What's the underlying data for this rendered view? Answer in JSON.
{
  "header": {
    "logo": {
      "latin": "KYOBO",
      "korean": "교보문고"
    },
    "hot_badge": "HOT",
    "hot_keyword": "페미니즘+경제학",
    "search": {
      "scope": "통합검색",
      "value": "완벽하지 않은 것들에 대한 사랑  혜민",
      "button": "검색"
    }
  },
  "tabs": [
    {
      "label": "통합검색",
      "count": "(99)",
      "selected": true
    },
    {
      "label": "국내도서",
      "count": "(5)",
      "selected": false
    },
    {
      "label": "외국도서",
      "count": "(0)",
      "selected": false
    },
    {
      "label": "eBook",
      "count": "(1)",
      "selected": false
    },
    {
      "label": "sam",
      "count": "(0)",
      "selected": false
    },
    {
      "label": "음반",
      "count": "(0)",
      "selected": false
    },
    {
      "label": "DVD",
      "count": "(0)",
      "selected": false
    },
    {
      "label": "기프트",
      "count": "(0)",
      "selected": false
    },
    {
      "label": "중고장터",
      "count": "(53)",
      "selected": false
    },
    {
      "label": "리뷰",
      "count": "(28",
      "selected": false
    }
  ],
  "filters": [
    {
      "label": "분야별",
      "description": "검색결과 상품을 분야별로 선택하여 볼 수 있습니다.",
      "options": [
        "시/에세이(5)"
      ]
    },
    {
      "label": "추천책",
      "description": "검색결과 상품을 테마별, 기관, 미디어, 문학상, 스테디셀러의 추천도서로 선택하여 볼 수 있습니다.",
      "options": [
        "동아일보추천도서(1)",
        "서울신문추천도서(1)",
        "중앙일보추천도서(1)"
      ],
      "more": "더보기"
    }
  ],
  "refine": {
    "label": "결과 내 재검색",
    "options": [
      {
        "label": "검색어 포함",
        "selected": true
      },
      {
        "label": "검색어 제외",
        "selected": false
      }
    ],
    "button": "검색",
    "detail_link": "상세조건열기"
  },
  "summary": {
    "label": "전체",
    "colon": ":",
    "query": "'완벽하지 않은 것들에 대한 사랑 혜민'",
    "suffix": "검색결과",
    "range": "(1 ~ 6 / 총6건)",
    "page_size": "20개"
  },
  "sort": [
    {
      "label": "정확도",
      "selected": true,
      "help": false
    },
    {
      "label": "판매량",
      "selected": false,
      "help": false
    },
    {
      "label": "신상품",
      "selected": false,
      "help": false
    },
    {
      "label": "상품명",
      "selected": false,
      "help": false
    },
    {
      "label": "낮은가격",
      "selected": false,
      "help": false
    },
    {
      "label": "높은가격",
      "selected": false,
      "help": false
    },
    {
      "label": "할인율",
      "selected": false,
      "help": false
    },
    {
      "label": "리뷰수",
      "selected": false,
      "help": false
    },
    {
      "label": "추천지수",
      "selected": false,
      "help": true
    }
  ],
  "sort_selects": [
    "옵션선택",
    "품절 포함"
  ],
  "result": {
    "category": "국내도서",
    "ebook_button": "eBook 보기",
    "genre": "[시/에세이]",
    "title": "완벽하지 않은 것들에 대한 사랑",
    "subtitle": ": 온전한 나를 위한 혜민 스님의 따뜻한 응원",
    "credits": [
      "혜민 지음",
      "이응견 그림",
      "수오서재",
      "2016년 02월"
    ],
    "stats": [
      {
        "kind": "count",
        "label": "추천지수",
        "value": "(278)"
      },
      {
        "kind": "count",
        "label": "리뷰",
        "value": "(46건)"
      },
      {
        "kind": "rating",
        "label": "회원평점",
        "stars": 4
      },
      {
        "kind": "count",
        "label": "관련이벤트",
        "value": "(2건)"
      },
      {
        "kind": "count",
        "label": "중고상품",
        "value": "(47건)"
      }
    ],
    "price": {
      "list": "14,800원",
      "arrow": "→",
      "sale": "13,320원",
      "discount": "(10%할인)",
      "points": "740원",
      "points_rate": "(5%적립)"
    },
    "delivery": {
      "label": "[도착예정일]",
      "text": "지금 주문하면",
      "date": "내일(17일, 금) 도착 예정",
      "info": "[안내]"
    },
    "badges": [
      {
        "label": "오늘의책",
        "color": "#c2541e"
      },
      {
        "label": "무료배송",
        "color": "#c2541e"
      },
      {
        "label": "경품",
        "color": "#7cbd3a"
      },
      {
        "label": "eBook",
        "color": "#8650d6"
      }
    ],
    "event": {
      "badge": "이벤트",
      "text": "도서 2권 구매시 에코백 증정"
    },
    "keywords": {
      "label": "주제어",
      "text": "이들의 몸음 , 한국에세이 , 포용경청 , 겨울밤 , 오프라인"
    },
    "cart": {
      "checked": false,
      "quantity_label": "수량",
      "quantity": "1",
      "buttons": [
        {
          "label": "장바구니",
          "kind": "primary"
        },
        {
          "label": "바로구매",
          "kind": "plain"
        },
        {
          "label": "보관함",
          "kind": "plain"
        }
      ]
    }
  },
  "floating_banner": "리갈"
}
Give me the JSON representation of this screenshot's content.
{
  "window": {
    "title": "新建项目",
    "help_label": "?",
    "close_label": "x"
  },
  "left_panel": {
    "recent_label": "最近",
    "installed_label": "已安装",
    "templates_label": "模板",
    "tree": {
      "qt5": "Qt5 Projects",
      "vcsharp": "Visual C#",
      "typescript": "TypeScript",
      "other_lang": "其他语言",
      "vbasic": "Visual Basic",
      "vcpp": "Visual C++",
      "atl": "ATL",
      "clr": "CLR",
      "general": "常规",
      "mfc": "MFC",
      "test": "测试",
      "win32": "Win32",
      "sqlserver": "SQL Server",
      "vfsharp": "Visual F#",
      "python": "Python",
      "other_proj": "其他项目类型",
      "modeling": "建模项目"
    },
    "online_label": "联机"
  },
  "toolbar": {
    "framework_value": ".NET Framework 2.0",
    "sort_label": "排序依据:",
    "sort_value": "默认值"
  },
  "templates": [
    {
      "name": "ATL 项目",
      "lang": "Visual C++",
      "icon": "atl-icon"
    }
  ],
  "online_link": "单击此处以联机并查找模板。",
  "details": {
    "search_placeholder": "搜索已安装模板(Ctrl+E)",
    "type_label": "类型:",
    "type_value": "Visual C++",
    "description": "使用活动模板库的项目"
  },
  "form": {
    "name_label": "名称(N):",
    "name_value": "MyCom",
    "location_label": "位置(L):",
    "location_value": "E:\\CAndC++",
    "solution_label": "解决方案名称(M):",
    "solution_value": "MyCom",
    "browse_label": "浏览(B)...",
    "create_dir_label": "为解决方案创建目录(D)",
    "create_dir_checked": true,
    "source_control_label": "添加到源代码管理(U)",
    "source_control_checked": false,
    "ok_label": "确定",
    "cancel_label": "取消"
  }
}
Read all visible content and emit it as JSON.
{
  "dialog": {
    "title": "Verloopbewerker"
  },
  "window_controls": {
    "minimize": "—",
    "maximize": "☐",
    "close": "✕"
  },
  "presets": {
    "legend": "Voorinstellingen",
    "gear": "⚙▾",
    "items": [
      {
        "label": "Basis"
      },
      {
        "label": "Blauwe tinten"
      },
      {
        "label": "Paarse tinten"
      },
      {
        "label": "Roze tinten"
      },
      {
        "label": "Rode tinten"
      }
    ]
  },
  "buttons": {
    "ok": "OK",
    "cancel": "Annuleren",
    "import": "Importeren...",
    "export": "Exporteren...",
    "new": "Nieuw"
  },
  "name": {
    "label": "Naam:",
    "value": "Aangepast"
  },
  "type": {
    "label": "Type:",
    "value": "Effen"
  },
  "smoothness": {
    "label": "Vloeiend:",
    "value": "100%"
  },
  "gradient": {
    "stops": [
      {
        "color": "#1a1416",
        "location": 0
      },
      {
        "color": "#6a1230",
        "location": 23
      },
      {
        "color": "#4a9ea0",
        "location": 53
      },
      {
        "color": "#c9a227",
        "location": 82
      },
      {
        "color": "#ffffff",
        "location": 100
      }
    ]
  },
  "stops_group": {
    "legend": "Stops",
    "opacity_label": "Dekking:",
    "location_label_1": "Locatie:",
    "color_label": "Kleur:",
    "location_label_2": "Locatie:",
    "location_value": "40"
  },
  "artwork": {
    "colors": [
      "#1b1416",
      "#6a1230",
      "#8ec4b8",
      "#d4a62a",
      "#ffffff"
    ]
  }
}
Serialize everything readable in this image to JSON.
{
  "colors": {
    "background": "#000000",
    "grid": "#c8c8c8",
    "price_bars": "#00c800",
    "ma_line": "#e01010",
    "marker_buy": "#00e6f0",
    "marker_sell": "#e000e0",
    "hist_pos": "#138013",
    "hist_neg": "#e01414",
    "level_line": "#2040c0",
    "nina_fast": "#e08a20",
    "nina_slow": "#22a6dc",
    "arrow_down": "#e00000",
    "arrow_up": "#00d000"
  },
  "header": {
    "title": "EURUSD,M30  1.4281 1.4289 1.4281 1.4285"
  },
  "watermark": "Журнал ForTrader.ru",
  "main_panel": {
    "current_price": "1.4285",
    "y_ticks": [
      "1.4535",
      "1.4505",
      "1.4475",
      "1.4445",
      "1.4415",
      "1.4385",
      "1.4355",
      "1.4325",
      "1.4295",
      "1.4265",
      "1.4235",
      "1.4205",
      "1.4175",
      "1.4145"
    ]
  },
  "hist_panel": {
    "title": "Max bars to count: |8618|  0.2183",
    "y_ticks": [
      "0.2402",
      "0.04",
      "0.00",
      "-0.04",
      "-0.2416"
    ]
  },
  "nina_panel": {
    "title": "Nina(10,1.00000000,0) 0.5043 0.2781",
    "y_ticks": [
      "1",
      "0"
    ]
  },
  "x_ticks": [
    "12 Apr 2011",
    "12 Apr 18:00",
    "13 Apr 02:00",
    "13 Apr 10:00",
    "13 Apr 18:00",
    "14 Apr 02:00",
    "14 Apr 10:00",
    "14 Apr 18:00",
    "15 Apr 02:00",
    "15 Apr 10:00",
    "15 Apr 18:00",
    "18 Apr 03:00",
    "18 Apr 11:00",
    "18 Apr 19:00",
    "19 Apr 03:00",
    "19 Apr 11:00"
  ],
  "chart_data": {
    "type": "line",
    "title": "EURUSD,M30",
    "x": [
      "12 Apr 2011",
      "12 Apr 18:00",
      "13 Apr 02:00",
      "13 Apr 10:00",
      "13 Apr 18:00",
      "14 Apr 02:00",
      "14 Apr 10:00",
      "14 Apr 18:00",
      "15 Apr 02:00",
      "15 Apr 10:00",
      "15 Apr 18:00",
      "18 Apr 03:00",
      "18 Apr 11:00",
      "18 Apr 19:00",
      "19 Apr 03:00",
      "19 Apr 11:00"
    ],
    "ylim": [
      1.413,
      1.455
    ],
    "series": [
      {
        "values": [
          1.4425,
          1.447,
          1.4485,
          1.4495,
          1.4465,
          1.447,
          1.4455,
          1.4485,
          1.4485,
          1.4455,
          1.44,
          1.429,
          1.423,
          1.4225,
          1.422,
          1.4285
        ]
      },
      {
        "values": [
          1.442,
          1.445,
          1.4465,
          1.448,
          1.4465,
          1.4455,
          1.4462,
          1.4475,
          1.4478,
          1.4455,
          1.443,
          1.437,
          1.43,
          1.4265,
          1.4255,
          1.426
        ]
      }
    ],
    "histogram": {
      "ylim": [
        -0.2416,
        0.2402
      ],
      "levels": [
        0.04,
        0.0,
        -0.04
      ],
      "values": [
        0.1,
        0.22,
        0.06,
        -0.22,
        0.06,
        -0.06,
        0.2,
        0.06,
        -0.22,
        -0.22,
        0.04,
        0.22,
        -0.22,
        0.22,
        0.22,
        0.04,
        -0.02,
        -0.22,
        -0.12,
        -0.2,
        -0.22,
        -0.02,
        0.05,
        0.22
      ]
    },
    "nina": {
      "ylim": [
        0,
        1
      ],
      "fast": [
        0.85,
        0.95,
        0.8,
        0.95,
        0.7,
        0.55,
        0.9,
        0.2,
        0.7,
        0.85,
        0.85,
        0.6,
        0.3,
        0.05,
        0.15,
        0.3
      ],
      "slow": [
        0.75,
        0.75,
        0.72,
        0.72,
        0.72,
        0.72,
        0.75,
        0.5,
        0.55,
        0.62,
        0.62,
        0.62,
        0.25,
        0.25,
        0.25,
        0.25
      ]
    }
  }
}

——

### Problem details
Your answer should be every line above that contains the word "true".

### Reply
      "selected": true
        "selected": true
      "selected": true,
      "help": true
    "create_dir_checked": true,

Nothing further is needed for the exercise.